Data for review:
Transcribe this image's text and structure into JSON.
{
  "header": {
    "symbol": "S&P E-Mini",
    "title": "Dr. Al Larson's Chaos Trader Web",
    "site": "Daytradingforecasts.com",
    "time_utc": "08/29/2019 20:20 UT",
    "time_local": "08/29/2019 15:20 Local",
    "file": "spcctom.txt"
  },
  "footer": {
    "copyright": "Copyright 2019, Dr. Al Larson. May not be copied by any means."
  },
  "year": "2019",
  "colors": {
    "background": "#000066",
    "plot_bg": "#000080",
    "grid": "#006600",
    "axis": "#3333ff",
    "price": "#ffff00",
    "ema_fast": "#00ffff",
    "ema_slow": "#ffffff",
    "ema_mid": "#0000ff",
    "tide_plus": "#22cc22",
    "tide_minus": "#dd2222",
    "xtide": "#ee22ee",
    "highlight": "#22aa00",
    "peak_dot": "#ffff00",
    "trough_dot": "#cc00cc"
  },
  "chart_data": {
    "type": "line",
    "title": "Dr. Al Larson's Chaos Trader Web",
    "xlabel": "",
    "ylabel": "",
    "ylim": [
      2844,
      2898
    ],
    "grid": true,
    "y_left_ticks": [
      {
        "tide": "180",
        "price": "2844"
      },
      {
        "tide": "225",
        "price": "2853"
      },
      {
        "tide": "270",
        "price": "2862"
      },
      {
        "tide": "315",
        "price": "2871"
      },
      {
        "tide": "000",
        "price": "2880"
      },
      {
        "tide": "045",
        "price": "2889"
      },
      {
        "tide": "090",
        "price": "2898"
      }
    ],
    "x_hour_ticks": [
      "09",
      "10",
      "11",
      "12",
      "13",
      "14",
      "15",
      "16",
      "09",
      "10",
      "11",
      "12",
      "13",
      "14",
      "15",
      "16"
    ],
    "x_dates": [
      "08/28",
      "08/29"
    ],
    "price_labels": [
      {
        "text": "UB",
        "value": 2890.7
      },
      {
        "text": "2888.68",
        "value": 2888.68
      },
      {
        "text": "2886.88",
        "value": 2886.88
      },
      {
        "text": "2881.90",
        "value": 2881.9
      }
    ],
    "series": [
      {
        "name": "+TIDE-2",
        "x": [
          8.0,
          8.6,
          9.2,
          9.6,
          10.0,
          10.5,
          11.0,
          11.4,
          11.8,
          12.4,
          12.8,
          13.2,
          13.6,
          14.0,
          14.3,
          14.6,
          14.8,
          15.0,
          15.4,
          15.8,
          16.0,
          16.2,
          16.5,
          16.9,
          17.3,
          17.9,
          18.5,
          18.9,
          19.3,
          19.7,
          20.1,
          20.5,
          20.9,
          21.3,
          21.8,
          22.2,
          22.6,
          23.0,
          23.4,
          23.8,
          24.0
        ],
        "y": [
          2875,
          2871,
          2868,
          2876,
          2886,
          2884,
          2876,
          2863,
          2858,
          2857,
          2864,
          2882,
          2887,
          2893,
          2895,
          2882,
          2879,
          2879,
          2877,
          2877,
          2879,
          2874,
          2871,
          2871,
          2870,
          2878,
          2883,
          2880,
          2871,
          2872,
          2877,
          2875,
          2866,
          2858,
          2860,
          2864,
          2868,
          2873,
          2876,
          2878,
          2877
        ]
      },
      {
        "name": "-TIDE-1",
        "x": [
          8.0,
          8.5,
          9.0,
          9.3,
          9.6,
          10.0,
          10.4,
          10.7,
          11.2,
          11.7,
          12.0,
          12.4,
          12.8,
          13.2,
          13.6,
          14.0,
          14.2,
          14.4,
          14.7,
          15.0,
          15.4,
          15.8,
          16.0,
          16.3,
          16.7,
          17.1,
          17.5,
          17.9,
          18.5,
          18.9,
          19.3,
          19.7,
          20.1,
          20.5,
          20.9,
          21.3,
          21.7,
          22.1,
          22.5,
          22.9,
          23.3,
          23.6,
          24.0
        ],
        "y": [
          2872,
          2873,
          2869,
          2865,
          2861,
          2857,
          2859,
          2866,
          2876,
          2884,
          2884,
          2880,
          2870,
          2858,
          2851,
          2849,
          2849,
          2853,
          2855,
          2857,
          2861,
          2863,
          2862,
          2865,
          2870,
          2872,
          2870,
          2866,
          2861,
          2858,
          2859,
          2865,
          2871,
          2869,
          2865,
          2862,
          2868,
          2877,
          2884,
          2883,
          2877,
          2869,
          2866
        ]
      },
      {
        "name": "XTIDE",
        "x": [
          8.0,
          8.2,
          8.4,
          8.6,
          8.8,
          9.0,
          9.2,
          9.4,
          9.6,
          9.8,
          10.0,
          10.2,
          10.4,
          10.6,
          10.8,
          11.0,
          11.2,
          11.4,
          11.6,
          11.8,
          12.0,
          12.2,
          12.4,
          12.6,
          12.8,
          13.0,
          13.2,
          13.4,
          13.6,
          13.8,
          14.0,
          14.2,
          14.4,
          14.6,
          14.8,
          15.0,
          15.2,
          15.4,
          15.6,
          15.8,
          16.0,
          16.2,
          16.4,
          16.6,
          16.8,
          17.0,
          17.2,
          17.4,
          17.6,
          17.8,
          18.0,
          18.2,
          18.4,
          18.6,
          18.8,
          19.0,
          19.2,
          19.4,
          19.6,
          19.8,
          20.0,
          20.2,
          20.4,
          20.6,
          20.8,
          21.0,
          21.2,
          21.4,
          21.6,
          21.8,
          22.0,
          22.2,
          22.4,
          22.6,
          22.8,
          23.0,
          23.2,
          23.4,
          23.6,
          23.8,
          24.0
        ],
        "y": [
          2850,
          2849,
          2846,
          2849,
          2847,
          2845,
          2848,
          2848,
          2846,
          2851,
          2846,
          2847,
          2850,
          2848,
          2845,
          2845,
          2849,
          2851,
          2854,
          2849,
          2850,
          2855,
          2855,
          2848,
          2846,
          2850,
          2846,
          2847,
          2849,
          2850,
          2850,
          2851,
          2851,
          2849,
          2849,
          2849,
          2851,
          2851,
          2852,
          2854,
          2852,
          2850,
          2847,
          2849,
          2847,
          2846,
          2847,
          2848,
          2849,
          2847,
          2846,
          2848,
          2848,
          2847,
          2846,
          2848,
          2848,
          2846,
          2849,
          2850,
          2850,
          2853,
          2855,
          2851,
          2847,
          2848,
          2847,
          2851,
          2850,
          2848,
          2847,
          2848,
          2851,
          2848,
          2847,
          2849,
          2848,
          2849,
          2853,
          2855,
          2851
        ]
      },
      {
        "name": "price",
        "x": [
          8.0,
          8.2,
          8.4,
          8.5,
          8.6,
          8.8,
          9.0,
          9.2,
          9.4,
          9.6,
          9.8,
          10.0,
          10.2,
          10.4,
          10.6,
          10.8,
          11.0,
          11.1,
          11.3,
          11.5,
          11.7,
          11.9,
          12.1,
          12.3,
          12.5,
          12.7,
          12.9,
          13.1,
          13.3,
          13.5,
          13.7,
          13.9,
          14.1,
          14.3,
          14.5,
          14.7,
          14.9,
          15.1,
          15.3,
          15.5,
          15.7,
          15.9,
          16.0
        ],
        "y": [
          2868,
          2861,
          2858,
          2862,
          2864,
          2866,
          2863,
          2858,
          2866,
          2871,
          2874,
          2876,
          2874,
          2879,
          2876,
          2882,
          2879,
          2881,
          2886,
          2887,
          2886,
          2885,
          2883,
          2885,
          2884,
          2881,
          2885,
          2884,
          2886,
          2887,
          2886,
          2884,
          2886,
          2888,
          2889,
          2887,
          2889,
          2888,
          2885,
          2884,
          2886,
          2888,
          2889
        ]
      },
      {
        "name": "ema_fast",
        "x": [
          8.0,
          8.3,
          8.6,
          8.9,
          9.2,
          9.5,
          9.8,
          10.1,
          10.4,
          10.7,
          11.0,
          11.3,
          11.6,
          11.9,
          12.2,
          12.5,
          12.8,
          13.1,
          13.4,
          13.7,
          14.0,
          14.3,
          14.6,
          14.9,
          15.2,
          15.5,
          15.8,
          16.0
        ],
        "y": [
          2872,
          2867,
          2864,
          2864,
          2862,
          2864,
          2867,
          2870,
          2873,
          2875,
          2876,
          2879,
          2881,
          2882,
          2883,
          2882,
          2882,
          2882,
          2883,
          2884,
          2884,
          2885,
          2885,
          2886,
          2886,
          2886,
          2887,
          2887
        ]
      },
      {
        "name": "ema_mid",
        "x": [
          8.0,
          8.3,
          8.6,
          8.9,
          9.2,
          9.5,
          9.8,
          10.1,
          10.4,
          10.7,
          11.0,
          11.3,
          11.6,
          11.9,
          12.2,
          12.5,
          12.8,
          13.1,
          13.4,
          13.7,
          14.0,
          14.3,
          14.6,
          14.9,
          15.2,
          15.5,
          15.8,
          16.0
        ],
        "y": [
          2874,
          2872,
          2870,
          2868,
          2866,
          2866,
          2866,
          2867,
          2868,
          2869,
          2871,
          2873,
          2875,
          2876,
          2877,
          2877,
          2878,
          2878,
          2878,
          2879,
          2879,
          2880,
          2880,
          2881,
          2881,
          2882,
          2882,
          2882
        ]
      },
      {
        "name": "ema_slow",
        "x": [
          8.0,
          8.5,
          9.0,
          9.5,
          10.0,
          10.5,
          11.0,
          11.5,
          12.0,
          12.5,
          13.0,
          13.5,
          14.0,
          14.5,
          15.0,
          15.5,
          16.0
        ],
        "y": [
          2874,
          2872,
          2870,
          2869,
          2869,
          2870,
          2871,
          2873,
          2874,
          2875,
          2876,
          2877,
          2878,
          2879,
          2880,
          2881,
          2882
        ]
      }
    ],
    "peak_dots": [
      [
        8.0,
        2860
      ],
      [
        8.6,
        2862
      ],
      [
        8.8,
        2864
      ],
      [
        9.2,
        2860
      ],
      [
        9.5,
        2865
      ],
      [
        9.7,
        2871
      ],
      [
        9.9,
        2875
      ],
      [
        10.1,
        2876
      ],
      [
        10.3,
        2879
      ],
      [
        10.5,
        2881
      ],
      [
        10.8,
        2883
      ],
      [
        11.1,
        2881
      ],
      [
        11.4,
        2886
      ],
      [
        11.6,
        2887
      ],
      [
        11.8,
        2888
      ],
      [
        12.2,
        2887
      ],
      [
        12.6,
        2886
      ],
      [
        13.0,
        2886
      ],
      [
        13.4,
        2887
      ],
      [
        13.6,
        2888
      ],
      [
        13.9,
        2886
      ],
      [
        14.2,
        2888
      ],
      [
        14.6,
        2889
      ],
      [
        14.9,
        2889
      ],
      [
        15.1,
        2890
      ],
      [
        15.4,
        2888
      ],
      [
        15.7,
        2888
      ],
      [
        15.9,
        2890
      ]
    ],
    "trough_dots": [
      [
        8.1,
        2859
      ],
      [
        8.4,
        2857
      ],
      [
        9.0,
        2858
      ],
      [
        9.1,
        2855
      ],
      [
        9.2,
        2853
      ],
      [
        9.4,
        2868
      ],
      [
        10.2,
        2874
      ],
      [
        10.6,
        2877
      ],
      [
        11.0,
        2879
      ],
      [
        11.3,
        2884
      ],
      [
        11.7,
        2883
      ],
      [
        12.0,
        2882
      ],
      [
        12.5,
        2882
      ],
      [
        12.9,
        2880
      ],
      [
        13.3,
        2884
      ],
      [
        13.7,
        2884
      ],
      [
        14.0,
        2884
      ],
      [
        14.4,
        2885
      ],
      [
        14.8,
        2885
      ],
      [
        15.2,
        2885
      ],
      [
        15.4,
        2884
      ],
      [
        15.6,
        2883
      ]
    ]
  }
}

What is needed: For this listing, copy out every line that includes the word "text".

Output for this exercise:
Transcribe this image's text and structure into JSON.
        "text": "UB",
        "text": "2888.68",
        "text": "2886.88",
        "text": "2881.90",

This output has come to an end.